• Tables aren't engaging.
• Comparisons are difficult - How do the top 20% compare to the rest?

Really, there's not a whole lot more to say. I started this week with a Google search for some inspiration. I was looking for graphics that caught my eye, interesting statistics, good colors, etc. In the end, I chose to use the colors from this visualisation for my palette because I thought they fit well with YouTube's primary red.

I wanted to answer two simple questions with my visualisation:
1. How do the top 20% of channels compare to the rest? Do they fit the Pareto principle?
2. How many views do the top 10 channels have and how can I best compare them?

Originally I created a long dashboard, but found it too hard to see the entire story in one view, so I've switched to a wider view. Click on it for the interactive version.

## Workout Wednesday: World Series Game 7 - Pitch-By-Pitch

When I set out to do this week's workout, I really wanted to recreate this amazing World Cup infographic:

I love this graphic! So much information packed in a compact space. But I couldn't find the data anywhere. What I decided to do instead was look at game 7 of the 2016 World Series. It's talked about as one of the greatest games of all time, so I thought I'd create something similar, but on a pitch-by-pitch basis.

I was able to find the data on Brooks Baseball. I then imported it into Google Sheets for each pitcher and then unioned them all in Tableau. I'd recommend you just use the TDE I've created this week as I've removed all of the extra columns you won't need. You can download it here.

Here are the requirements:

1. Each inning should be an individual row
2. Within each inning, show every pitch from left to right
3. The home team (Cleveland Indians) pitched first, so their bars should point up. Followed by the visiting team (Chicago Cubs), which should point down.
4. Each pitch is color coded based on the outcome - Ball, Strike, or In Play
5. The final outcome of each batter should be displayed as a shape and color coded. See the subtitle in my viz. Note that the open circle is filled in the middle with white so that the bar can't be seen through it.
6. Match my tooltips
7. Include the data source at the bottom
8. Match my title and subtitle
9. Viz must be a single worksheet
10. Viz should be 450x800
11. Optional: Match my font, Rubik in this case.

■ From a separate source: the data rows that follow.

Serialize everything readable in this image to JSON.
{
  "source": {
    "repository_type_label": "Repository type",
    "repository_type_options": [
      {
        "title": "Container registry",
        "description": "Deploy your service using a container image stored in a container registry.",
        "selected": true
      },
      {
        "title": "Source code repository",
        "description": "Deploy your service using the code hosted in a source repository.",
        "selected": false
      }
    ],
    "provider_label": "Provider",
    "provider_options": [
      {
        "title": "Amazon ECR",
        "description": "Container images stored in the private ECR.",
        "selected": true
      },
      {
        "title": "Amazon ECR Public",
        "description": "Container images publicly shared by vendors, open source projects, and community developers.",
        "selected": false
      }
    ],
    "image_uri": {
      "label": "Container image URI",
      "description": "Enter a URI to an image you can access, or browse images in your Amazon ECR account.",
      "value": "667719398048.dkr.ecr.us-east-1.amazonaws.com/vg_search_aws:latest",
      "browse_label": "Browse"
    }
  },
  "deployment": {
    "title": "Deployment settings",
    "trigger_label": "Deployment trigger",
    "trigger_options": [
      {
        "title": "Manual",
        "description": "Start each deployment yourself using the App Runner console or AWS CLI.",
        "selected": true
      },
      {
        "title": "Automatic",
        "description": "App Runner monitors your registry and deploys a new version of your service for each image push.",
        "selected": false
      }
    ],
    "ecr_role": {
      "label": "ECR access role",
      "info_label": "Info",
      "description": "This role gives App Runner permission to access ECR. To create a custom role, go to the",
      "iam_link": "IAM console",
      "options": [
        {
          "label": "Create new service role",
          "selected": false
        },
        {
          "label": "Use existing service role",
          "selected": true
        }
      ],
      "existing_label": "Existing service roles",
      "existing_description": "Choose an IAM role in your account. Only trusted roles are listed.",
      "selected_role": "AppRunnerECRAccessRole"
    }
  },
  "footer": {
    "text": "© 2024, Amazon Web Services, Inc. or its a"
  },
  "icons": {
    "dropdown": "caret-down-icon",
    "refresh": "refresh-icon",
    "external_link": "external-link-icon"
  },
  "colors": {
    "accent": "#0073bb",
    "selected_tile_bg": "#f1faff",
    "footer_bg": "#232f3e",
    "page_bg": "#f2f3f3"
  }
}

That's it! This shouldn't be as challenging as some of the past challenges I've posted. For me, this was more about trying to replicate a viz I liked. If you don't understand the fields or get stuck, ask for help. Good luck!